This is Hardy Geranium Orkney Rose which won Best in Show and was exhibited by Robert Barclay and Tom Kirkland




Anne Hammarqvist from Sweden stewarding for the Judge (David Newman)

Anne with two visitors from Norway - Eli and Heidi

Thursday, 30 May 2019

Zonal Pelargonium "Carmel" - and my method of taking cuttings


"Carmel" zonal pelargonium
 There are two zonal pelargoniums named "Carmel" in the International Pelargonium Register. This one was introduced by Schmidt in the USA before 1939 and is a sport from 'Alice of Vincennes'.  The single white flowers are edged in cherry red, making this a most attractive and distinctive flower.

I have been a bit busy this past month.  I did not cut back all of my pelargoniums in the autumn, so I have been catching up now. This does mean I will miss out on some early flowers this year, but they should catch up later in the year. 

So having cut back the plants means I have also been taking cuttings and I wanted to show you what
I have been using quite successfully for the past year. 

The cutting medium I use is more or less 50/50 coir and vermiculite.  I use a coir brick which I soak in water and when it has soaked up the water and looks just dampish I add vermiculite and mix to together.  If I don't use it all and it dries out I can reconstitute it easily with some more water.

The containers I use are 2" Net Pots - mainly used for hydroponics or aquatics.
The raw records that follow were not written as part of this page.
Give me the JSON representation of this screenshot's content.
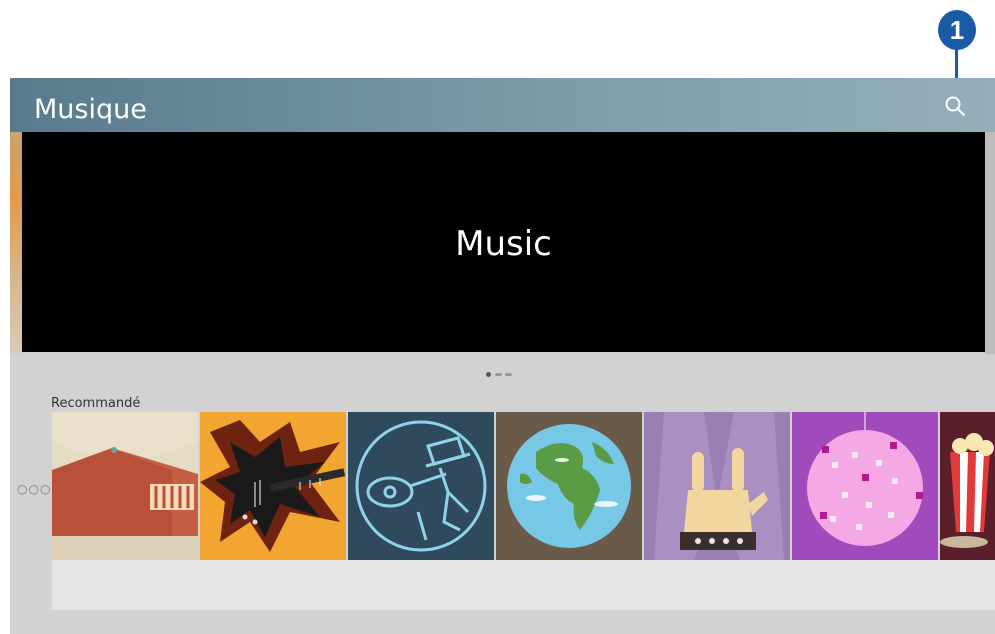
{
  "callout": {
    "number": "1"
  },
  "header": {
    "title": "Musique",
    "search_icon": "search-icon"
  },
  "hero": {
    "text": "Music",
    "page_dots": 3,
    "active_dot": 0
  },
  "recommended": {
    "label": "Recommandé",
    "more_icon": "more-dots-icon",
    "tiles": [
      {
        "icon": "barn-icon"
      },
      {
        "icon": "electric-guitar-icon"
      },
      {
        "icon": "acoustic-guitar-man-icon"
      },
      {
        "icon": "globe-icon"
      },
      {
        "icon": "rock-hand-icon"
      },
      {
        "icon": "disco-ball-icon"
      },
      {
        "icon": "popcorn-icon"
      }
    ]
  },
  "colors": {
    "header_left": "#587a8c",
    "header_right": "#94afbb",
    "callout": "#1a5aa6",
    "screen_bg": "#d2d2d2",
    "hero_bg": "#000000"
  }
}
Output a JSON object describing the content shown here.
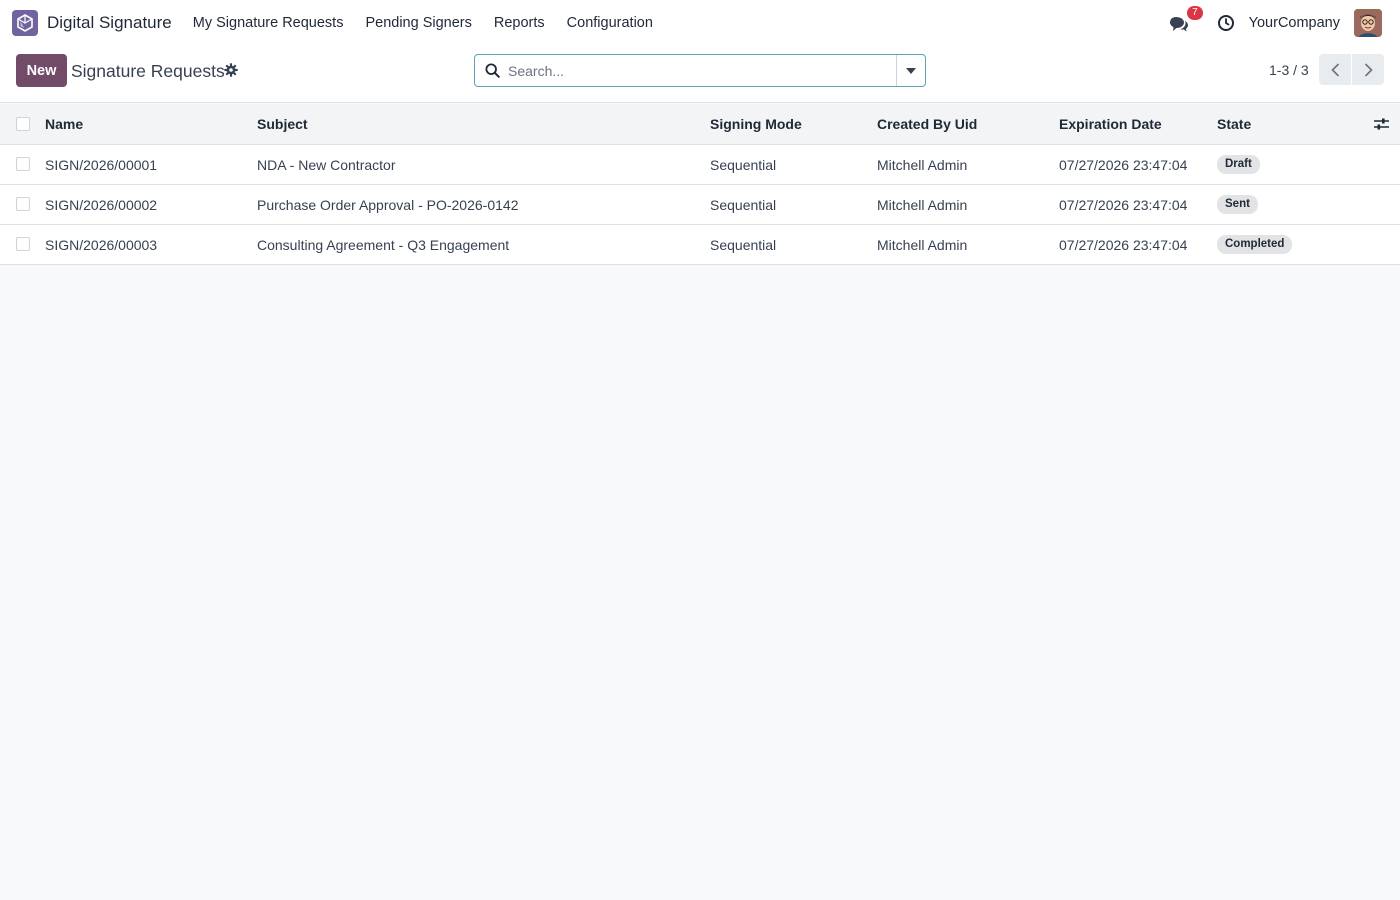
{
  "navbar": {
    "app_name": "Digital Signature",
    "menu": [
      {
        "label": "My Signature Requests"
      },
      {
        "label": "Pending Signers"
      },
      {
        "label": "Reports"
      },
      {
        "label": "Configuration"
      }
    ],
    "messages_badge": "7",
    "company": "YourCompany"
  },
  "control": {
    "new_label": "New",
    "title": "Signature Requests",
    "search_placeholder": "Search...",
    "pager": "1-3 / 3"
  },
  "table": {
    "columns": [
      "Name",
      "Subject",
      "Signing Mode",
      "Created By Uid",
      "Expiration Date",
      "State"
    ],
    "rows": [
      {
        "name": "SIGN/2026/00001",
        "subject": "NDA - New Contractor",
        "signing_mode": "Sequential",
        "created_by": "Mitchell Admin",
        "expiration": "07/27/2026 23:47:04",
        "state": "Draft"
      },
      {
        "name": "SIGN/2026/00002",
        "subject": "Purchase Order Approval - PO-2026-0142",
        "signing_mode": "Sequential",
        "created_by": "Mitchell Admin",
        "expiration": "07/27/2026 23:47:04",
        "state": "Sent"
      },
      {
        "name": "SIGN/2026/00003",
        "subject": "Consulting Agreement - Q3 Engagement",
        "signing_mode": "Sequential",
        "created_by": "Mitchell Admin",
        "expiration": "07/27/2026 23:47:04",
        "state": "Completed"
      }
    ]
  },
  "colors": {
    "brand": "#714b67",
    "app_icon": "#71639e",
    "search_border": "#5aa6b7",
    "badge": "#dc3545"
  },
  "icons": [
    "app-logo-icon",
    "chat-icon",
    "clock-icon",
    "gear-icon",
    "search-icon",
    "caret-down-icon",
    "chevron-left-icon",
    "chevron-right-icon",
    "column-settings-icon"
  ]
}
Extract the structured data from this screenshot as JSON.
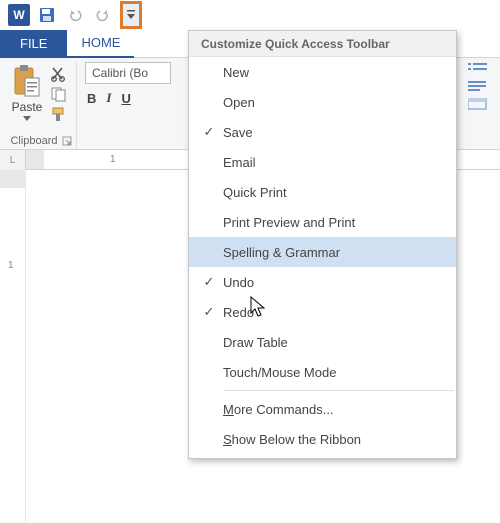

The pots are very cheap and easy to obtain on eBay.   I find these easy to fill and they come with a tray to hold them in the propagator.  The advantage for me is that I can see when the cuttings are rooted.  If you look at the photo you can see the roots that are searching for water.


Whether I use any hormone on the cutting really depends on what I am taking a cutting of, and time of year.   In summer for zonals I rarely use anything - just pop them in the pots.  I sometimes use Clonex, but most often I use White Willow Bark Powder, which can be ordered online.

Please let me know in the comments your own tried and tested method of taking cuttings.

Tuesday, 23 April 2019

Regal Pelargonium "Anne Hoystead"



The dark red upper petals and slightly deeper red lower petals of regal pelargonium "Anne Hoystead" look stunning with the sun shining on them.     "Anne Hoystead" was raised in Australia in 1982 by the late Des Saddington.

I've been potting on rooted cuttings and taking more cuttings.   Time ran out for me at the end of last summer and I didn't cut back as many plants as I should have.  So, I am ashamed to say I have a lot, yes a lot, of very leggy plants. So these are the ones I have been taking cuttings from.   I might get flowers on them later in the year.   I'll let you now.